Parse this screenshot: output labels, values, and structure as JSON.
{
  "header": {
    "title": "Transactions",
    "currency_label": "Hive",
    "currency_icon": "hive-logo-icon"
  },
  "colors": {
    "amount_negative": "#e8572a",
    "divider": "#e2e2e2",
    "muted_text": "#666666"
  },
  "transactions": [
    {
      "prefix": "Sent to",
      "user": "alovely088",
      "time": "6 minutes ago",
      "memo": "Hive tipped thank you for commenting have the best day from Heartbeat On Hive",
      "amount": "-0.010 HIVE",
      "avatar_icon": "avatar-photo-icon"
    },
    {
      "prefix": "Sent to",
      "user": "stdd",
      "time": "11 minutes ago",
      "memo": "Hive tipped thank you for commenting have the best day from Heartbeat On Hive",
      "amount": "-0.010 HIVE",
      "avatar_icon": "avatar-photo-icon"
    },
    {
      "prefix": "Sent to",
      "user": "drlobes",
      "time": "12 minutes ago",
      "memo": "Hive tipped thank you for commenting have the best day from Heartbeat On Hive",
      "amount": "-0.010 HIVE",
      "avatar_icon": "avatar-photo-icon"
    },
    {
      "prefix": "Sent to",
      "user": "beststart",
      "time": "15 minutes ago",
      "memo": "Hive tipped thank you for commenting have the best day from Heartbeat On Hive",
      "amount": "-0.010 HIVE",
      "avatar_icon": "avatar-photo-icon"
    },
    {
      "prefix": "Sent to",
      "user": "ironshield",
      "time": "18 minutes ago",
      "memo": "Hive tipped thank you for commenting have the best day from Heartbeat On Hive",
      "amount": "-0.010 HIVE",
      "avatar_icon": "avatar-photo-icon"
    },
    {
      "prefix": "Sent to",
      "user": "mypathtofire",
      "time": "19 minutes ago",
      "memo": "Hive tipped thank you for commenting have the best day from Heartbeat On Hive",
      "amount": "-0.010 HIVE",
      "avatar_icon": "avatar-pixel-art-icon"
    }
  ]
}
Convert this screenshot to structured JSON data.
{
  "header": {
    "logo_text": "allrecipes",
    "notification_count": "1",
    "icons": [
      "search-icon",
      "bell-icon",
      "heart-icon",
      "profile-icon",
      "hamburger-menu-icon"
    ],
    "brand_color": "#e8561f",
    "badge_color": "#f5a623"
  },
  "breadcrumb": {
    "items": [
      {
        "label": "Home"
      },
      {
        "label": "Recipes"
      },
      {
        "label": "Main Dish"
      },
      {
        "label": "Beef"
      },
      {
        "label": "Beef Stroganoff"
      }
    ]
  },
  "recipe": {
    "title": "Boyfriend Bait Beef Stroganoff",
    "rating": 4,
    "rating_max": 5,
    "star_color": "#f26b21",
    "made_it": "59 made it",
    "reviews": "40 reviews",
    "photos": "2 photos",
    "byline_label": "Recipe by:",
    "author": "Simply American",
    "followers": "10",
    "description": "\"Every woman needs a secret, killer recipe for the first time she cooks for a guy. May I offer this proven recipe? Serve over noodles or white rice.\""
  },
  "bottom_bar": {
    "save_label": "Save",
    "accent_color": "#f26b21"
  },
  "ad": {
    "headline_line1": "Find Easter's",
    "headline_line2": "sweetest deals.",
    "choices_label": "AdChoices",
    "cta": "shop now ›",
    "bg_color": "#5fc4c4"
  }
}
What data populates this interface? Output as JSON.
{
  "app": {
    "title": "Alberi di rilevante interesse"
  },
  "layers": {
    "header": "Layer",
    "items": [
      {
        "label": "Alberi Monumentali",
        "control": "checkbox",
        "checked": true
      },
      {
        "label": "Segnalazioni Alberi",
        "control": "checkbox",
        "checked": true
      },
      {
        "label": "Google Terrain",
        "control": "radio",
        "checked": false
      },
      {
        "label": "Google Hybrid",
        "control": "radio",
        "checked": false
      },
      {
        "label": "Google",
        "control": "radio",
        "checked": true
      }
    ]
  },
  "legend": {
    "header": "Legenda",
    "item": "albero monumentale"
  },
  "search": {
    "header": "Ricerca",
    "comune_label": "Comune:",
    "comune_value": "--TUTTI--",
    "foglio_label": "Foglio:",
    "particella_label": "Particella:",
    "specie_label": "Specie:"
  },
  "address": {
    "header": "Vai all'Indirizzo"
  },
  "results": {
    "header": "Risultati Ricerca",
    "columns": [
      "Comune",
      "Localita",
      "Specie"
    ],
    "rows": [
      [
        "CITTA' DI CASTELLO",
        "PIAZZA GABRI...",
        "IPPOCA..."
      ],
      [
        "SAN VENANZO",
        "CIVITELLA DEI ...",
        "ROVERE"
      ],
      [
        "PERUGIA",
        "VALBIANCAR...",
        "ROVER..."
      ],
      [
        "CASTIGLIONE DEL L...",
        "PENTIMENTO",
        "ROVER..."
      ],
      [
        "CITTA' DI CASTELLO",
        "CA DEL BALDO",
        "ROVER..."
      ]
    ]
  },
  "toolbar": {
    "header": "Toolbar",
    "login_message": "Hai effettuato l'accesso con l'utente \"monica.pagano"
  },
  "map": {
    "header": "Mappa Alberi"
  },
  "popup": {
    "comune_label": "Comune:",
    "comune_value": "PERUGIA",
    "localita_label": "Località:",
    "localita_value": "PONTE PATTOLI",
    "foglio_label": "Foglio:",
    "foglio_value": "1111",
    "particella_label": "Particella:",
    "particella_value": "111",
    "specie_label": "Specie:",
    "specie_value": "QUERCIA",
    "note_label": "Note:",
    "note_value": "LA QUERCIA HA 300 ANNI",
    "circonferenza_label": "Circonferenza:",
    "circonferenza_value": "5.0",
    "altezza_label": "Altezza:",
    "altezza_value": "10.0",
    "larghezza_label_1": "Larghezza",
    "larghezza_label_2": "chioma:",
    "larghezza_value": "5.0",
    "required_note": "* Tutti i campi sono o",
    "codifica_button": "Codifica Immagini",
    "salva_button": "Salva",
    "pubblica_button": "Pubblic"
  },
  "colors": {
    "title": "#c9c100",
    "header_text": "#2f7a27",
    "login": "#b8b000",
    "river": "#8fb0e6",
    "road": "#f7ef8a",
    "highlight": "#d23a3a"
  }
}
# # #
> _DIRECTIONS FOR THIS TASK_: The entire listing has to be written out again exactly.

> _WRITTEN SOLUTION_:
Parse this screenshot: output labels, values, and structure as JSON.
{
  "header": {
    "title": "Transactions",
    "currency_label": "Hive",
    "currency_icon": "hive-logo-icon"
  },
  "colors": {
    "amount_negative": "#e8572a",
    "divider": "#e2e2e2",
    "muted_text": "#666666"
  },
  "transactions": [
    {
      "prefix": "Sent to",
      "user": "alovely088",
      "time": "6 minutes ago",
      "memo": "Hive tipped thank you for commenting have the best day from Heartbeat On Hive",
      "amount": "-0.010 HIVE",
      "avatar_icon": "avatar-photo-icon"
    },
    {
      "prefix": "Sent to",
      "user": "stdd",
      "time": "11 minutes ago",
      "memo": "Hive tipped thank you for commenting have the best day from Heartbeat On Hive",
      "amount": "-0.010 HIVE",
      "avatar_icon": "avatar-photo-icon"
    },
    {
      "prefix": "Sent to",
      "user": "drlobes",
      "time": "12 minutes ago",
      "memo": "Hive tipped thank you for commenting have the best day from Heartbeat On Hive",
      "amount": "-0.010 HIVE",
      "avatar_icon": "avatar-photo-icon"
    },
    {
      "prefix": "Sent to",
      "user": "beststart",
      "time": "15 minutes ago",
      "memo": "Hive tipped thank you for commenting have the best day from Heartbeat On Hive",
      "amount": "-0.010 HIVE",
      "avatar_icon": "avatar-photo-icon"
    },
    {
      "prefix": "Sent to",
      "user": "ironshield",
      "time": "18 minutes ago",
      "memo": "Hive tipped thank you for commenting have the best day from Heartbeat On Hive",
      "amount": "-0.010 HIVE",
      "avatar_icon": "avatar-photo-icon"
    },
    {
      "prefix": "Sent to",
      "user": "mypathtofire",
      "time": "19 minutes ago",
      "memo": "Hive tipped thank you for commenting have the best day from Heartbeat On Hive",
      "amount": "-0.010 HIVE",
      "avatar_icon": "avatar-pixel-art-icon"
    }
  ]
}
Convert this screenshot to structured JSON data.
{
  "header": {
    "logo_text": "allrecipes",
    "notification_count": "1",
    "icons": [
      "search-icon",
      "bell-icon",
      "heart-icon",
      "profile-icon",
      "hamburger-menu-icon"
    ],
    "brand_color": "#e8561f",
    "badge_color": "#f5a623"
  },
  "breadcrumb": {
    "items": [
      {
        "label": "Home"
      },
      {
        "label": "Recipes"
      },
      {
        "label": "Main Dish"
      },
      {
        "label": "Beef"
      },
      {
        "label": "Beef Stroganoff"
      }
    ]
  },
  "recipe": {
    "title": "Boyfriend Bait Beef Stroganoff",
    "rating": 4,
    "rating_max": 5,
    "star_color": "#f26b21",
    "made_it": "59 made it",
    "reviews": "40 reviews",
    "photos": "2 photos",
    "byline_label": "Recipe by:",
    "author": "Simply American",
    "followers": "10",
    "description": "\"Every woman needs a secret, killer recipe for the first time she cooks for a guy. May I offer this proven recipe? Serve over noodles or white rice.\""
  },
  "bottom_bar": {
    "save_label": "Save",
    "accent_color": "#f26b21"
  },
  "ad": {
    "headline_line1": "Find Easter's",
    "headline_line2": "sweetest deals.",
    "choices_label": "AdChoices",
    "cta": "shop now ›",
    "bg_color": "#5fc4c4"
  }
}
What data populates this interface? Output as JSON.
{
  "app": {
    "title": "Alberi di rilevante interesse"
  },
  "layers": {
    "header": "Layer",
    "items": [
      {
        "label": "Alberi Monumentali",
        "control": "checkbox",
        "checked": true
      },
      {
        "label": "Segnalazioni Alberi",
        "control": "checkbox",
        "checked": true
      },
      {
        "label": "Google Terrain",
        "control": "radio",
        "checked": false
      },
      {
        "label": "Google Hybrid",
        "control": "radio",
        "checked": false
      },
      {
        "label": "Google",
        "control": "radio",
        "checked": true
      }
    ]
  },
  "legend": {
    "header": "Legenda",
    "item": "albero monumentale"
  },
  "search": {
    "header": "Ricerca",
    "comune_label": "Comune:",
    "comune_value": "--TUTTI--",
    "foglio_label": "Foglio:",
    "particella_label": "Particella:",
    "specie_label": "Specie:"
  },
  "address": {
    "header": "Vai all'Indirizzo"
  },
  "results": {
    "header": "Risultati Ricerca",
    "columns": [
      "Comune",
      "Localita",
      "Specie"
    ],
    "rows": [
      [
        "CITTA' DI CASTELLO",
        "PIAZZA GABRI...",
        "IPPOCA..."
      ],
      [
        "SAN VENANZO",
        "CIVITELLA DEI ...",
        "ROVERE"
      ],
      [
        "PERUGIA",
        "VALBIANCAR...",
        "ROVER..."
      ],
      [
        "CASTIGLIONE DEL L...",
        "PENTIMENTO",
        "ROVER..."
      ],
      [
        "CITTA' DI CASTELLO",
        "CA DEL BALDO",
        "ROVER..."
      ]
    ]
  },
  "toolbar": {
    "header": "Toolbar",
    "login_message": "Hai effettuato l'accesso con l'utente \"monica.pagano"
  },
  "map": {
    "header": "Mappa Alberi"
  },
  "popup": {
    "comune_label": "Comune:",
    "comune_value": "PERUGIA",
    "localita_label": "Località:",
    "localita_value": "PONTE PATTOLI",
    "foglio_label": "Foglio:",
    "foglio_value": "1111",
    "particella_label": "Particella:",
    "particella_value": "111",
    "specie_label": "Specie:",
    "specie_value": "QUERCIA",
    "note_label": "Note:",
    "note_value": "LA QUERCIA HA 300 ANNI",
    "circonferenza_label": "Circonferenza:",
    "circonferenza_value": "5.0",
    "altezza_label": "Altezza:",
    "altezza_value": "10.0",
    "larghezza_label_1": "Larghezza",
    "larghezza_label_2": "chioma:",
    "larghezza_value": "5.0",
    "required_note": "* Tutti i campi sono o",
    "codifica_button": "Codifica Immagini",
    "salva_button": "Salva",
    "pubblica_button": "Pubblic"
  },
  "colors": {
    "title": "#c9c100",
    "header_text": "#2f7a27",
    "login": "#b8b000",
    "river": "#8fb0e6",
    "road": "#f7ef8a",
    "highlight": "#d23a3a"
  }
}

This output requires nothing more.